8) Remember that you can be whatever you like when you grow up . When Auntie Georgie was little she wanted to be a skip lorry driver. Uncle Richard used to take her to work with him when she visited, and her cousin Paul would take her out in the cab of his lorry and she’d drop skips off and collect other people’s rubbish with him. I loved it. I thought it was the best job, you were helping people, you got to see lots of things, and occasionally Paul would let me pull the leavers and press the buttons to move the machinery. As I got older I decided to do different work, but a little bit of me would still like to think I’d have been happy as a skip lorry driver. I have lots of happy memories of those trips. Today you were driving the tractor at the Donkey Sanctuary (make believe like a good’un) and you said that you might like to be a tractor driver when you’re older. I think that would be a great job, hard but good honest work. Remember you can do whatever you like when you grow up if you work hard enough at it.
9) Sing and don’t worry too much about the words! When you were preparing for your christmas nativity you had to learn lots of songs off by heart. You were really good at it but you sometimes worried you would get the words the wrong way round. Today you laughed at Auntie Georgie because she sang the wrong words to a song. That’s ok Libs, I don’t mind you laughing, I love making you laugh, but I also don’t mind getting the words wrong because I enjoy singing so much! Auntie Georgie often sings in her car, and I bet most of the time she gets the words the wrong way round, but that’s ok. Sing often Libs, like you and Mummy and Phoebe do together and don’t worry too much about getting it right. Being perfect is over rated.
10) Forgive generously and say sorry. We all make mistakes Libbie, even grown ups, in fact grown ups make lots and lots of mistakes, they just spent lots of time covering them up and wasting energy hiding them so you wouldn’t know. This is so silly Libs, it wastes energy and is confusing for people and upsets people. Don’t worry about occasionally getting things wrong, and don’t worry if people make mistakes to you or are mean or hurtful sometimes, we all have bad days. The important thing is to apologise, say sorry and really mean it, and do everything you can to make it right or not happen again.
11) Eat fruit and vegetables. What you eat now when you are growing up will make a big difference to your health for the rest of your life! That’s a little scary really, but it is important. You said today that you didn’t like fruit! That’s quite a bold statement because there are lots of different types of fruit and I’d be very surprised if you don’t like any of them!! You also drank daddy’s special juice (which is actually fruit squash) so you might like it more than you realise. It is also worth remembering that your taste buds change as you get older, so some things that you might not like today you may like tomorrow or next week, the best way not to miss out is to try them (see rule one).
12) Break (some) rules. This is a tricky one, and you can only break some rules, some rules are definitely not for breaking, like the law and what mummy and daddy say and what your teachers say.

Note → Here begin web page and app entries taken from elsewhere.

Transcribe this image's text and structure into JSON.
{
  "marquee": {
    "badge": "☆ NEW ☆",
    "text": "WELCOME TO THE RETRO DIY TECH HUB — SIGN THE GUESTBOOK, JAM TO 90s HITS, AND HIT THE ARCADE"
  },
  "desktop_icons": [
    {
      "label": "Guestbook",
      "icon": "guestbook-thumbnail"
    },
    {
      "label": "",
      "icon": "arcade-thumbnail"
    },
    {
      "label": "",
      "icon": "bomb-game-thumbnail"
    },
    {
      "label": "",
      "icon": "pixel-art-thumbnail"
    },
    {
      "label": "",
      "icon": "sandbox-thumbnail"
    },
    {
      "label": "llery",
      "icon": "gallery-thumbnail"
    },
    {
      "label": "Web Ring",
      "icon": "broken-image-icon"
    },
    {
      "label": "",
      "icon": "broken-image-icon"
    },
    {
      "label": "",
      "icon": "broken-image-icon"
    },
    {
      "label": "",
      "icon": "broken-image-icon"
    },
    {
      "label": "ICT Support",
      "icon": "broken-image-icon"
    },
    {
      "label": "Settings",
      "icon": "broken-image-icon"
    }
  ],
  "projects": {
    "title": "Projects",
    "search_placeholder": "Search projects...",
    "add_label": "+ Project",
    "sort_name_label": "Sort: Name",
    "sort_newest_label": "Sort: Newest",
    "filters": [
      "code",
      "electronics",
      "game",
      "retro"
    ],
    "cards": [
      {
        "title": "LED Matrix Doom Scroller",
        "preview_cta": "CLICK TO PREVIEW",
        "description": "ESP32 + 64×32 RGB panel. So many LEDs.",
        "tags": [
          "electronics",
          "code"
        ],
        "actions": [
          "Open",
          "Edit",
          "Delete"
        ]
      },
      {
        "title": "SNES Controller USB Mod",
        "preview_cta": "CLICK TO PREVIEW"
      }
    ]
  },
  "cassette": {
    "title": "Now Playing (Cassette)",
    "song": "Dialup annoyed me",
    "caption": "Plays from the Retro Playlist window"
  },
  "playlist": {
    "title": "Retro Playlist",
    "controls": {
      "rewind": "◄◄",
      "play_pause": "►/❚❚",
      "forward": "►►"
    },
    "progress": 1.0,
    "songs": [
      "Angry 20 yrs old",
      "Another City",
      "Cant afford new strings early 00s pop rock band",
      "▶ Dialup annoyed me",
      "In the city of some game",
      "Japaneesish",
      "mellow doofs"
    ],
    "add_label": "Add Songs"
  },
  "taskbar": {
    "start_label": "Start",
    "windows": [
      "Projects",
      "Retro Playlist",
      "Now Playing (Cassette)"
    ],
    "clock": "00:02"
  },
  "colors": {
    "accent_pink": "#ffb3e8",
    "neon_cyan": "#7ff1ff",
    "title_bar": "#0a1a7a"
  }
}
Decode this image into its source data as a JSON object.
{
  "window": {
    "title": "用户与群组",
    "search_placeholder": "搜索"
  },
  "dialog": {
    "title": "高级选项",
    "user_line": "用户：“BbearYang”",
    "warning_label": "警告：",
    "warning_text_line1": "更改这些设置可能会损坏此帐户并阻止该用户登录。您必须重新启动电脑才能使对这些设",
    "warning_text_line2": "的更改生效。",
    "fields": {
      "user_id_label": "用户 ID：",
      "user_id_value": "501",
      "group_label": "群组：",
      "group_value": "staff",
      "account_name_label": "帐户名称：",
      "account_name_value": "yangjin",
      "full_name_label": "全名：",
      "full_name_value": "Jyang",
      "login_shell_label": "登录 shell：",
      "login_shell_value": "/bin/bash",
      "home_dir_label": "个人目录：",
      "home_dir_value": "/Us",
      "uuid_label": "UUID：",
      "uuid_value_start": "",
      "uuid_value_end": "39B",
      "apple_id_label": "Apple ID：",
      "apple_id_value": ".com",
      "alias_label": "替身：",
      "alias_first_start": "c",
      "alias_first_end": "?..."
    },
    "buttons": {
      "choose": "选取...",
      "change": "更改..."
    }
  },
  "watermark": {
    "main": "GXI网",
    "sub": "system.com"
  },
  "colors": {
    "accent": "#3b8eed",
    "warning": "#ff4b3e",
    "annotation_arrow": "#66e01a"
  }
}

Occasionally though it is worth breaking the rules a little bit, like Auntie Georgie intended to write ten things, and has written ten things for the last two years, but this year we have twelve things, and that is okay!
So there you have it, a few thoughts for your year ahead. Not that you need them really because you’re doing just amazing yourself.
Lots and lots of love,